The Family Violence Prevention Fund is working with the Department of Justice to release a series of public service announcements in their "That's Not Cool" campaign, which encourages teens to be more watchful of their digital relationship behavior.
These people will have dates on a regular basis, and they may or may not be having sexual relations.
Kids are also afraid to report the abuse to their parents because they may believe the abuse is not that big a deal, or they fear losing cell phone and laptop privileges, experts say.
The humiliation can be lasting for a teenager, said Parry Aftab, founder of the internet bullying advocacy group, Wired Safety.
In fact, this study showed that boys are more likely to be victims: about 5 percent of boys and 3 percent of girls had a romantic partner upload or share a humiliating photograph online.
Kevin Jennings, assistant deputy secretary of education for the Office of Safe and Drug-Free Schools, says digital dating abuse is becoming a more frequent problem among teens.

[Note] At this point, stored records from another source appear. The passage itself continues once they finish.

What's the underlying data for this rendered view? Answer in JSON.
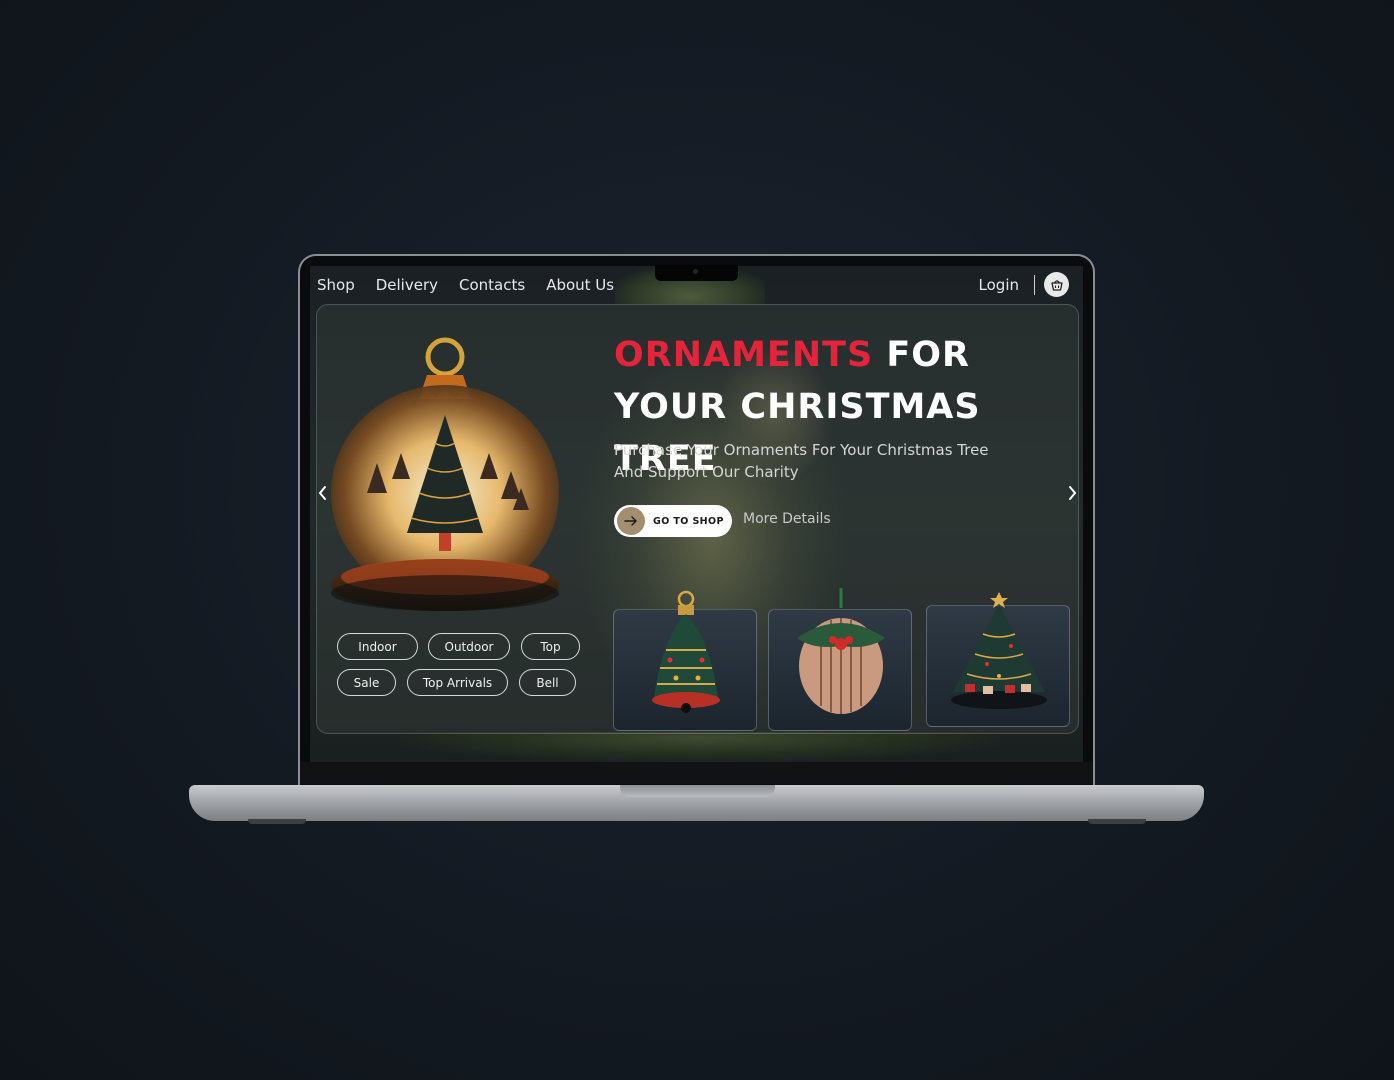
{
  "nav": {
    "links": [
      "Shop",
      "Delivery",
      "Contacts",
      "About Us"
    ],
    "login": "Login",
    "cart_icon": "basket-icon"
  },
  "hero": {
    "title_highlight": "ORNAMENTS",
    "title_rest_line1": " FOR",
    "title_line2": "YOUR CHRISTMAS TREE",
    "subtitle": "Purchase Your Ornaments For Your Christmas Tree And Support Our Charity",
    "cta_label": "GO TO SHOP",
    "more_label": "More Details"
  },
  "tags": [
    "Indoor",
    "Outdoor",
    "Top",
    "Sale",
    "Top Arrivals",
    "Bell"
  ],
  "products": [
    "bell-ornament",
    "ball-ornament",
    "tree-ornament"
  ],
  "colors": {
    "accent_red": "#e3243a",
    "cta_circle": "#a58d70",
    "background": "#141a22"
  }
}
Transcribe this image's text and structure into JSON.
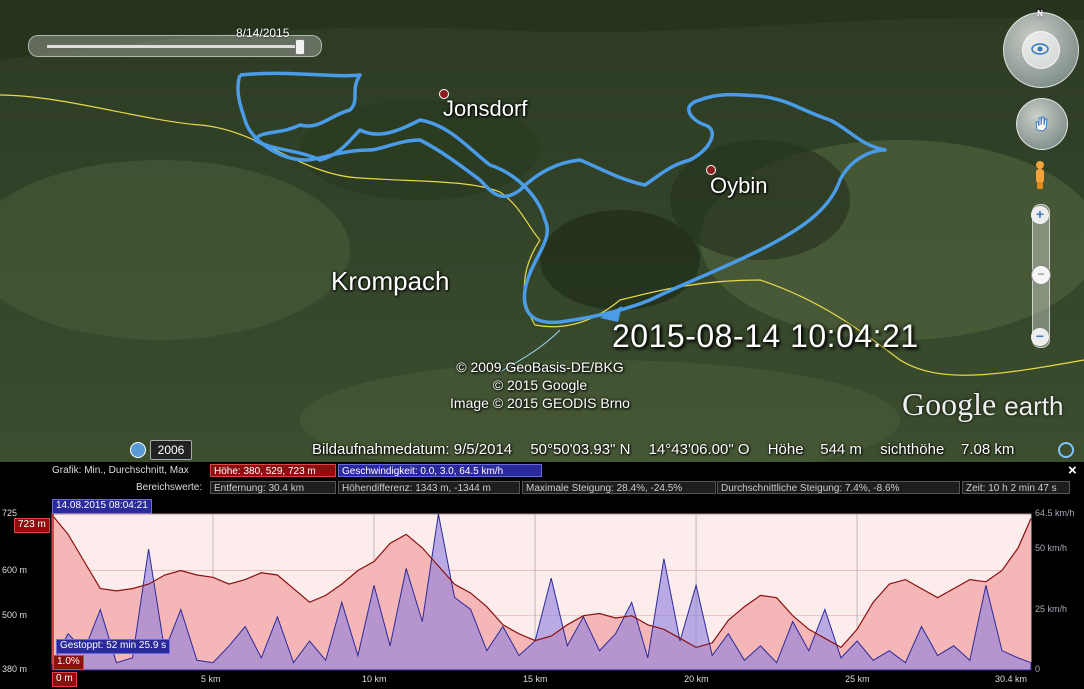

The abusive teens may also monitor their partners' behaviors on social media sites such as Facebook and My Space.